What we don’t do is train clinicians to talk to patients, and what we don’t have is the community-based infrastructure for delivering “high touch” care to people where they live. We don’t provide the simple services, like regular meal delivery and aides to help with housecleaning and bathing, that can help an elderly person preserve some autonomy and dignity. We don’t have enough primary care doctors practicing in the community—in part because our teaching hospitals make more money when they train more specialists—and the primary care doctors we do have are too busy to make house calls. Of course, there’s always an assisted-living facility— for those who can afford the $3,000 to $6,000 a month. For the rest of us, once we can no longer perform the simple tasks of daily living, like cooking for ourselves, or toileting, we can either move in with the kids or go to the nursing home.
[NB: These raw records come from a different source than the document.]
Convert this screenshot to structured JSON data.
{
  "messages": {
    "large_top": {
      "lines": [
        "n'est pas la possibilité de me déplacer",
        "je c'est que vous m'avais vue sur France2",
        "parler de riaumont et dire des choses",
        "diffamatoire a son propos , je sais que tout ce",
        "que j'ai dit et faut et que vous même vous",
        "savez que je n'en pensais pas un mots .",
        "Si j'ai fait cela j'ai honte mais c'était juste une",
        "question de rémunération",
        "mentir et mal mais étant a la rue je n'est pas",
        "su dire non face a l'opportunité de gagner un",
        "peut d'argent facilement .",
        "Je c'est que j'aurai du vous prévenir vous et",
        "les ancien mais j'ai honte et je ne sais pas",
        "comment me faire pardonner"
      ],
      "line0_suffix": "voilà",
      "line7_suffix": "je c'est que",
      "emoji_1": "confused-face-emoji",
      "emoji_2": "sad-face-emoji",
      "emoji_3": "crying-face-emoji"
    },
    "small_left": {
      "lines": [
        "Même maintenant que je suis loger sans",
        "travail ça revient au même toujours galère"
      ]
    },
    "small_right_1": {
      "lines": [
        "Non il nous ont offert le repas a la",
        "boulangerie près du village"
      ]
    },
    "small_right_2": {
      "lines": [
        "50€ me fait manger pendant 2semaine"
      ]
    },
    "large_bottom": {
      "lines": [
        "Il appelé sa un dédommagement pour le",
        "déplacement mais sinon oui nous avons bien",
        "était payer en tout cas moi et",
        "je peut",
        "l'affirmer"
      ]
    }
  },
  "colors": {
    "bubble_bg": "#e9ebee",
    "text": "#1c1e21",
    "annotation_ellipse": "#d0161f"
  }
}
My own perspective is undoubtedly colored by watching first my stepfather and then my father die slowly in ICU units during the last few years, which embroiled my family in an endless struggle to pry the truth from the armies of medical personnel treating them. When most recently my mother died suddenly, at home, we all said “it was a blessing.” Perhaps it’s time to incorporate that sentiment into our health care policies.